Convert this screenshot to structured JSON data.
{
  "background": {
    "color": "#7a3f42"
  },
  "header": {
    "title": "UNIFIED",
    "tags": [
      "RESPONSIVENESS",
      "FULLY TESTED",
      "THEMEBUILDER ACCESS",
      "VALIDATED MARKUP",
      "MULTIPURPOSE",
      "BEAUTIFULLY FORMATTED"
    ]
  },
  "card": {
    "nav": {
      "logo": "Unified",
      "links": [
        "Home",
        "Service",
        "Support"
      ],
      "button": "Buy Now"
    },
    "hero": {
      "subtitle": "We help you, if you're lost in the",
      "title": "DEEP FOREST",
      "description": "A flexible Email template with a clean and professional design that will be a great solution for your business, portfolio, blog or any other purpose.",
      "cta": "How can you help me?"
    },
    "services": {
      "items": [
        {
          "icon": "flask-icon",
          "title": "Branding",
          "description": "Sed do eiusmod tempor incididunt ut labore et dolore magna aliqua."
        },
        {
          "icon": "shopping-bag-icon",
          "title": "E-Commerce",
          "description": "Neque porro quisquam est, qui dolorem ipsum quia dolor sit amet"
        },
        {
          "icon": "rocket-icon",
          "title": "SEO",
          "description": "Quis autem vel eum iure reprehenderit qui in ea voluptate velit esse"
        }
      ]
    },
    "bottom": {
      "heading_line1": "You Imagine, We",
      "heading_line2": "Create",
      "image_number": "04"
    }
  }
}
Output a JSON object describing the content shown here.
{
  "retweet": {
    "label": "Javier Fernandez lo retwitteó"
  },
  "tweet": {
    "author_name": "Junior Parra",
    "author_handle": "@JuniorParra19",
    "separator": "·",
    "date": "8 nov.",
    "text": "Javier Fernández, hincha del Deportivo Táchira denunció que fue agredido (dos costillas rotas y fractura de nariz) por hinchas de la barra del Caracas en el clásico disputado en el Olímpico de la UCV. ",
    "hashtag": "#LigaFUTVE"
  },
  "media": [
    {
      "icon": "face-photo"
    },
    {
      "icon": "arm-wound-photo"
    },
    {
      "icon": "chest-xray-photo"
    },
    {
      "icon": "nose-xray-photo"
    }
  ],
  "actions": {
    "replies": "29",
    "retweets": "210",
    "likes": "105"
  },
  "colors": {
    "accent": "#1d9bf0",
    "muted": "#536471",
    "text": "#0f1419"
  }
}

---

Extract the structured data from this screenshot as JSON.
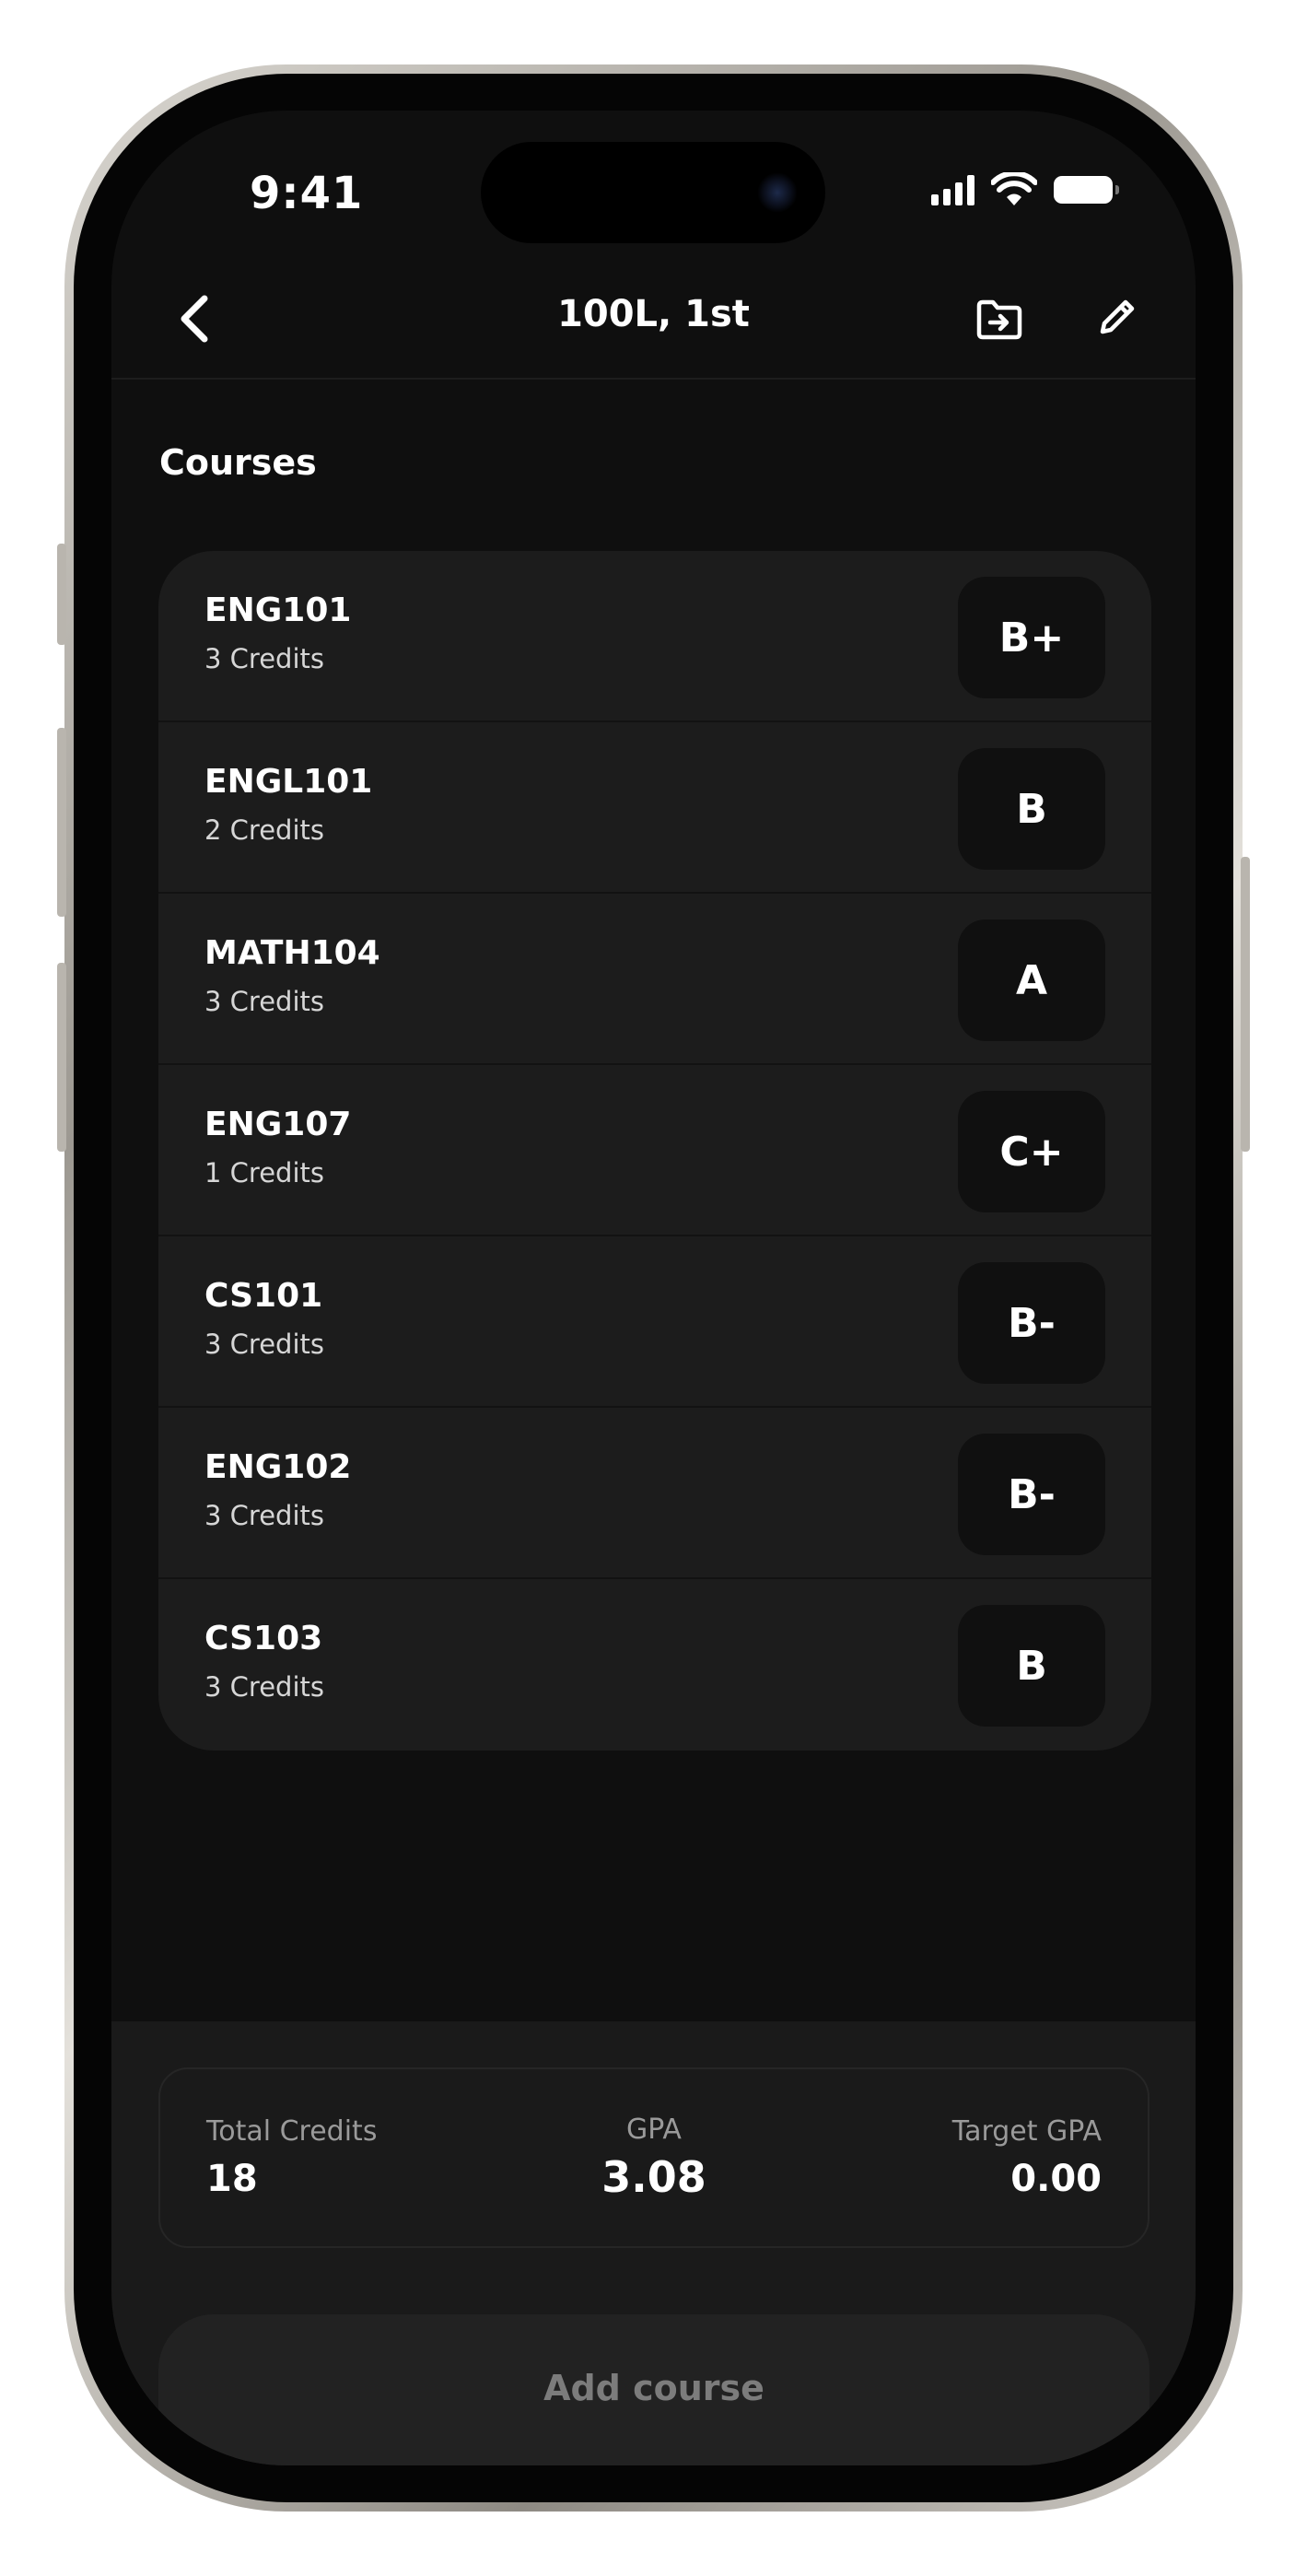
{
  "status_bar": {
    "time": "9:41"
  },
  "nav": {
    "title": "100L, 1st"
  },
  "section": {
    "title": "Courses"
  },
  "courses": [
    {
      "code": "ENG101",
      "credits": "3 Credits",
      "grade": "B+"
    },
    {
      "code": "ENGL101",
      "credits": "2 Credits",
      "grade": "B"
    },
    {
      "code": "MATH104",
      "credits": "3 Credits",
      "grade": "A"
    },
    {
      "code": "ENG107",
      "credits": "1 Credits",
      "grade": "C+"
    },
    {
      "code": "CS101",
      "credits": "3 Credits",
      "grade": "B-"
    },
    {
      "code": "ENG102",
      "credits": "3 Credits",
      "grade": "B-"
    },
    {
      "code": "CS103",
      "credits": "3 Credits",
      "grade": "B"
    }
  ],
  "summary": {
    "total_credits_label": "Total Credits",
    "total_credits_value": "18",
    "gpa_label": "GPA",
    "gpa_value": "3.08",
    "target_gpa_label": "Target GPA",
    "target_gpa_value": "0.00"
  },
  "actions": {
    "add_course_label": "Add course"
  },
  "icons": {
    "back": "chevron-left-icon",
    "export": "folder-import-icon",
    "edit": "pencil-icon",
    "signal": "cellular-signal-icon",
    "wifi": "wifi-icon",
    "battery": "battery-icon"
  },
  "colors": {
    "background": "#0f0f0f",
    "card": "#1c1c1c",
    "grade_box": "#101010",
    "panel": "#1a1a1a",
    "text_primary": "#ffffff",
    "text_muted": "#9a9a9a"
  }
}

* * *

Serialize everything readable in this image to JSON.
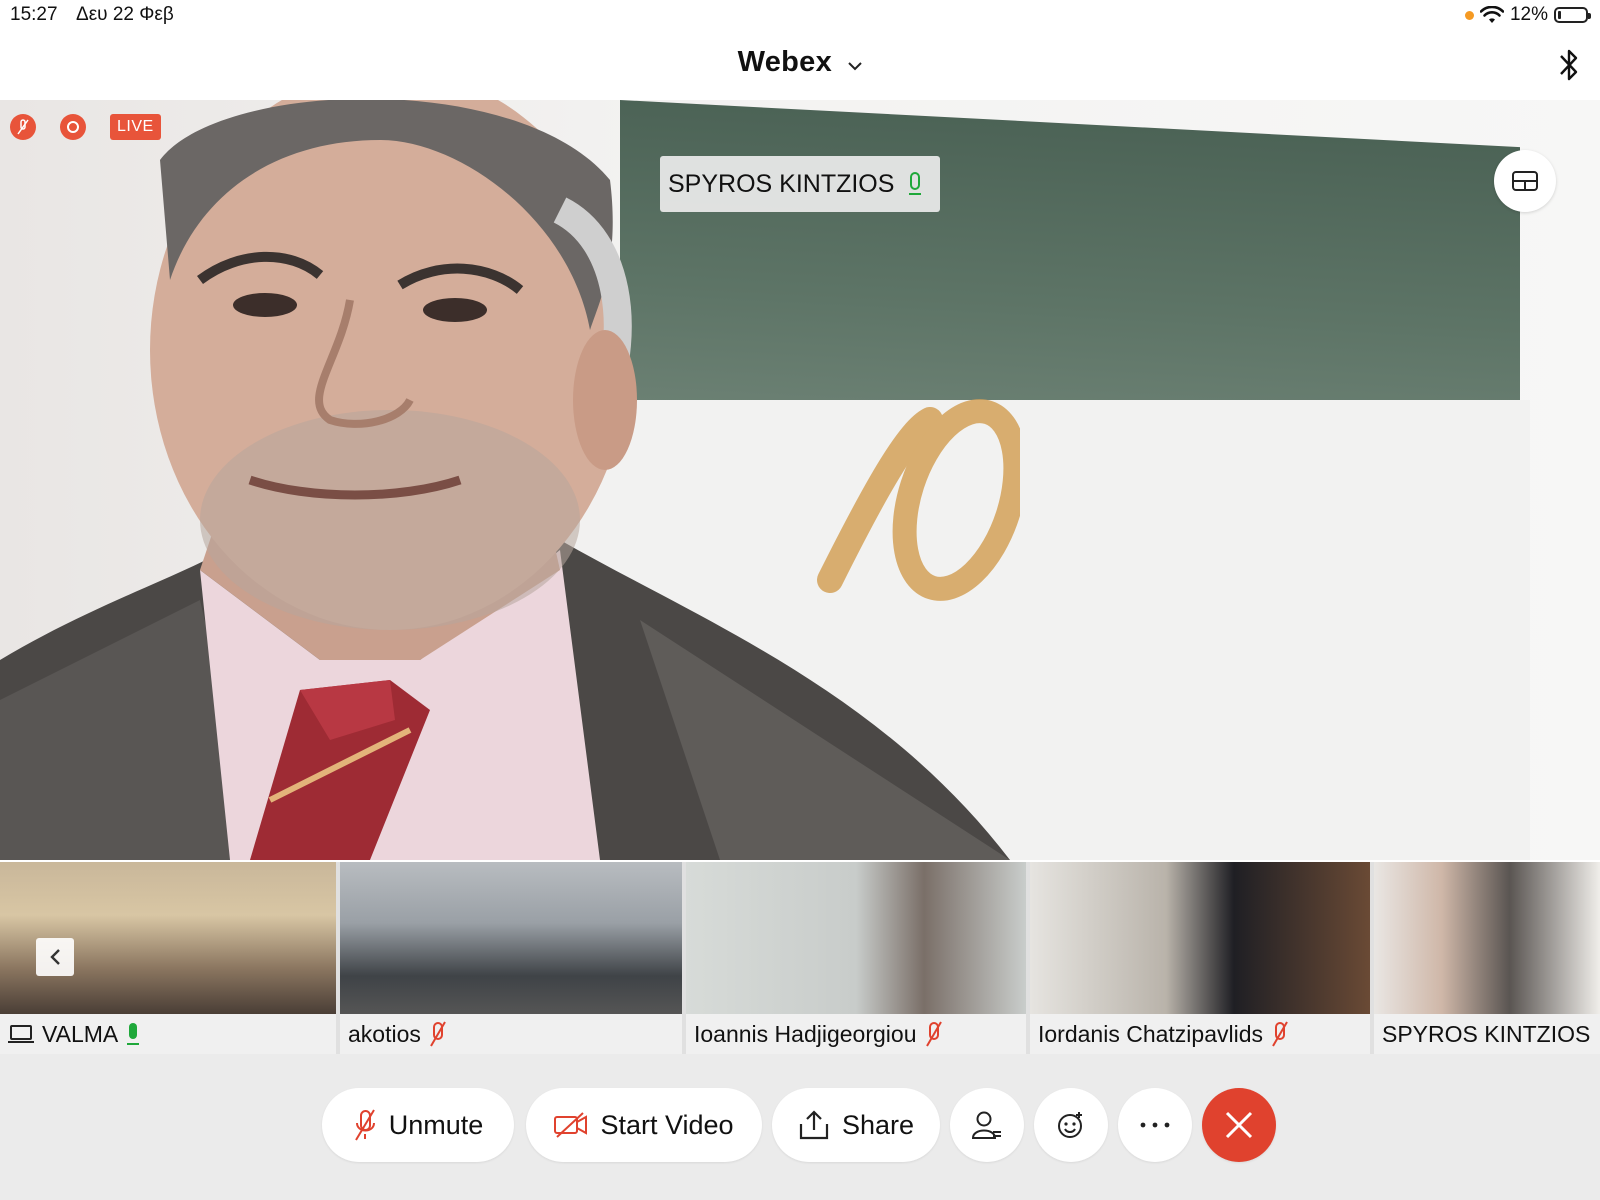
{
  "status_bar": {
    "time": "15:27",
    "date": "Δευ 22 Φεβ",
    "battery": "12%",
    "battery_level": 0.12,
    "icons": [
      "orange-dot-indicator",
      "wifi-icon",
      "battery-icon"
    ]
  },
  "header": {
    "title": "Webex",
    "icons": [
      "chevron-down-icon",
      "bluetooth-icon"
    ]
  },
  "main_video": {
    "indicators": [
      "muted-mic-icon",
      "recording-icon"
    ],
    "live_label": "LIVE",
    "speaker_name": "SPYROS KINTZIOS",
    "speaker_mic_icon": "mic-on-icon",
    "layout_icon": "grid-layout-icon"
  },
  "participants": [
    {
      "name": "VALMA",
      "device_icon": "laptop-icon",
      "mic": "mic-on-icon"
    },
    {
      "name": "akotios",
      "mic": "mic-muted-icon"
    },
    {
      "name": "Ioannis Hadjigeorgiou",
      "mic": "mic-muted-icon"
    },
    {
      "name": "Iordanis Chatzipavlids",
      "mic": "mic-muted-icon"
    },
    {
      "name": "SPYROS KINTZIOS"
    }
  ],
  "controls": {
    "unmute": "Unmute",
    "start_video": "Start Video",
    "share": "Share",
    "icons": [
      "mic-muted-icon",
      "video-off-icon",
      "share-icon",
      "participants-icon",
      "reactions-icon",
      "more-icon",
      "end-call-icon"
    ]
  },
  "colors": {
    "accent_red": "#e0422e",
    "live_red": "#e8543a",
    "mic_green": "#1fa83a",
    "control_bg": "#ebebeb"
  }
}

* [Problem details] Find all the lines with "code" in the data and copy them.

* [Output below]
      "code": "ENG101",
      "code": "ENGL101",
      "code": "MATH104",
      "code": "ENG107",
      "code": "CS101",
      "code": "ENG102",
      "code": "CS103",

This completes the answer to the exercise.